Pioneering research breakthrough
For many reasons the country’s national conservation strategy is not working well enough.
Without a focus on solutions that achieve greater breeding success, local declines may become local extinctions.
There is evidence that this is happening right now, and it may become more and more prevalent unless some fundamental questions are answered soon.
Critical questions to answer
• Why is the breeding success of waders such as the lapwing so poor?
• What is disturbing the nests?
• What is eating the eggs?
• Can we translate game management principles so that they are adopted by conservation organisations across the UK to benefit other wildlife?
• Can we move national conservation policies to focus on breeding success rather than just habitat improvement?
In the upland moors at Otterburn, our scientists painstakingly recorded the effect of managing sites for habitat alone against sites that also included selective predator control. The results were amazing. In fully managed sites, waders were three times more likely to raise a chick. On the sites that were managed for habitat only the breeding success was so poor it could not even sustain the existing population levels. We need to find out how to translate this thinking to the low ground.
For over 2000 years the lapwing’s annual breeding cycle has marked the changes in the rural landscape, whether on the Welsh hills, the Scottish highlands or the arable fi elds of the southern counties. And the joyous sound of a fl ock of lapwings overhead is a true harbinger of spring. So, what else do we know about this much loved British bird, the lapwing… and its crucial role in nature’s balance?
How will we do it?
Stage 1 - Assessing the cause of nesting failure We will scientifically monitor sufficient nests to establish the cause of nest failures. With the funds currently available we can do this using temperature loggers the size of a watch battery placed into nests during the breeding season.The loggers record nest temperature every two minutes and when a nest is predated, the temperature changes to ambient. The timing of this event is indicative of the likely predator.
Hence predation at night is most likely to be by mammals, typically foxes or badgers, whereas during the day it is more likely to be corvids or gulls. However if we can raise enough funds in this appeal, we will install remote cameras so that we can see exactly what happens 24 hours a day. With your help we can greatly enhance the data collected.
Stage 2 - Demonstrating a practical solution We can act once we are clear about which species are the main nest and chick predators. In the uplands we discovered that reducing pressure from certain predators allowed wader birds, such as the lapwing, to successfully raise three to fi ve times more chicks, thereby reversing the declining populations.
Stage 3 - Changing our national approach to conservation Updating the nation's approach to conservation could transform the prospects of lapwings and many other declining species. As soon as we understand how to apply our techniques practically on the ground we can then encourage farmers and wildlife organisations to adopt them nationally.

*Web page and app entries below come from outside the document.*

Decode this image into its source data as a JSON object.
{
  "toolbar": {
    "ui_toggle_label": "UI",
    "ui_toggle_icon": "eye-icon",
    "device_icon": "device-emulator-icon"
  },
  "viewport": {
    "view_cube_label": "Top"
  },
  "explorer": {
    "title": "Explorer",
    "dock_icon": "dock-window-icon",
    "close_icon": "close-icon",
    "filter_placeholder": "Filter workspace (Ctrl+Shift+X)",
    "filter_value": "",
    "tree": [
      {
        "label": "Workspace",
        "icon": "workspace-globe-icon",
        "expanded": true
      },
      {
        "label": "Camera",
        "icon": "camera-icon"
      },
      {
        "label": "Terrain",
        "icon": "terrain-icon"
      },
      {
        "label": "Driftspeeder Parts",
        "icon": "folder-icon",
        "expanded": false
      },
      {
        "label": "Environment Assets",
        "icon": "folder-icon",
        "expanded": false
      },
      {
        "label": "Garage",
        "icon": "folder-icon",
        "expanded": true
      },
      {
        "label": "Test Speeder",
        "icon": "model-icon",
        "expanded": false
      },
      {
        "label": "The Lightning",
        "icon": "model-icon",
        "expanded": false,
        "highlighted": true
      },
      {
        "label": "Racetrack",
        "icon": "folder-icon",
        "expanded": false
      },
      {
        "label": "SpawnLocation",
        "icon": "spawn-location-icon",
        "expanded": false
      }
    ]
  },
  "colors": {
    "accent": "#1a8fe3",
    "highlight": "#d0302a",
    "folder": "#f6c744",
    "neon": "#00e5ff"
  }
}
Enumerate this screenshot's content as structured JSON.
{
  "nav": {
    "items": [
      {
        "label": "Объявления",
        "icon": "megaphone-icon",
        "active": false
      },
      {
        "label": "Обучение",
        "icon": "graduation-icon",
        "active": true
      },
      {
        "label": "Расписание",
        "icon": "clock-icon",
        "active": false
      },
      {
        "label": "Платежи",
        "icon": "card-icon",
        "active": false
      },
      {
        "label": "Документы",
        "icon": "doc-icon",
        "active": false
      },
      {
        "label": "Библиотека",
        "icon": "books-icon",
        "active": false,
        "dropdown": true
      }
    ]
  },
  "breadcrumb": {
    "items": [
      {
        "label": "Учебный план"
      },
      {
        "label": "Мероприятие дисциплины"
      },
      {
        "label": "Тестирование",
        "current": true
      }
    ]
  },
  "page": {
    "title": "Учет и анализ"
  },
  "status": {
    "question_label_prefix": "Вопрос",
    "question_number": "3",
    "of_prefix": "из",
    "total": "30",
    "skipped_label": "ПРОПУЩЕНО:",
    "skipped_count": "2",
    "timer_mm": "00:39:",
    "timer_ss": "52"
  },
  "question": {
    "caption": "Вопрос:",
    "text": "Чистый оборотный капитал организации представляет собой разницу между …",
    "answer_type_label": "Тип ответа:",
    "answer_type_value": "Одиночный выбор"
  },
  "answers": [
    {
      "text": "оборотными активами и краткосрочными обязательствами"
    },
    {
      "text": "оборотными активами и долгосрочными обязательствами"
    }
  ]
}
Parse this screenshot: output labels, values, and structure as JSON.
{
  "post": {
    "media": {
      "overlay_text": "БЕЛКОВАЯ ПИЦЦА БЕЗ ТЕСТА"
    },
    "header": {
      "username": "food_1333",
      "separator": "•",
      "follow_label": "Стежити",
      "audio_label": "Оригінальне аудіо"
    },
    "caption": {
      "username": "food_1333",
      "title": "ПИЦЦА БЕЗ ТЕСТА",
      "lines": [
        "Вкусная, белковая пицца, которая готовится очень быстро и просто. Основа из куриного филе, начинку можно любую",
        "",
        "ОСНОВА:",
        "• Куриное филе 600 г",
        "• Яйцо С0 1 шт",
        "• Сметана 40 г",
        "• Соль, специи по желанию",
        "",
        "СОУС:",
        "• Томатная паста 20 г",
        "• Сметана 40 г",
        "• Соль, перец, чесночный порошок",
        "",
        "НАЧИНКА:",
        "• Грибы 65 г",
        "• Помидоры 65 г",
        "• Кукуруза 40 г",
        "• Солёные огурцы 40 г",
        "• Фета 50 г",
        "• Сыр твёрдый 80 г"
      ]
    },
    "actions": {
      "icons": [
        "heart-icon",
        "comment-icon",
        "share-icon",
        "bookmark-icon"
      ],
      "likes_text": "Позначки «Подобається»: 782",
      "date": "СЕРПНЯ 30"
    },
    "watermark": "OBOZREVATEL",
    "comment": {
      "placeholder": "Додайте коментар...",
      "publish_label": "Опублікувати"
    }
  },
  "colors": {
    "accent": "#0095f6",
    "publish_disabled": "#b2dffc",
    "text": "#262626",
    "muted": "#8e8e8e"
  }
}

For populations like the lapwing, that attempt to nest but fail to produce enough young to sustain their existing numbers, never mind recover, the answers cannot be found fast enough.
This work is complex and has wide reaching implications for other species at risk of local extinction. We have commenced work on the interaction between habitat quality and predation rates on lapwings but now need further funds to generate information that is sufficiently robust to support a revision of national conservation strategy for declining species. With your support we can do just that.
- £63 covers the cost of buying and placing a miniature temperature logger in the bottom of the nest; it can be recovered if the nest is disturbed to inform the likely cause of damage.
- £154 buys the scientific time to monitor a hen on her nest, at least every four days, to check if she is successful in producing any chicks, or if the eggs have been stolen and to recover the temperature logger data.
- £592 will buy a remote camera to watch a hen sitting on her eggs 24hrs a day, so that we know exactly what happens. These have to be sighted extremely carefully to avoid betraying the nest’s location.
- £1,186 covers the cost of buying a remote camera and contributes to the scientific time required to monitor a lapwing sitting on her nest during the vital breeding season.
Please support this appeal today.
We must make the commitment to finding the funding for this research which will help us to take another important step in restoring a balance for game and wildlife in our countryside.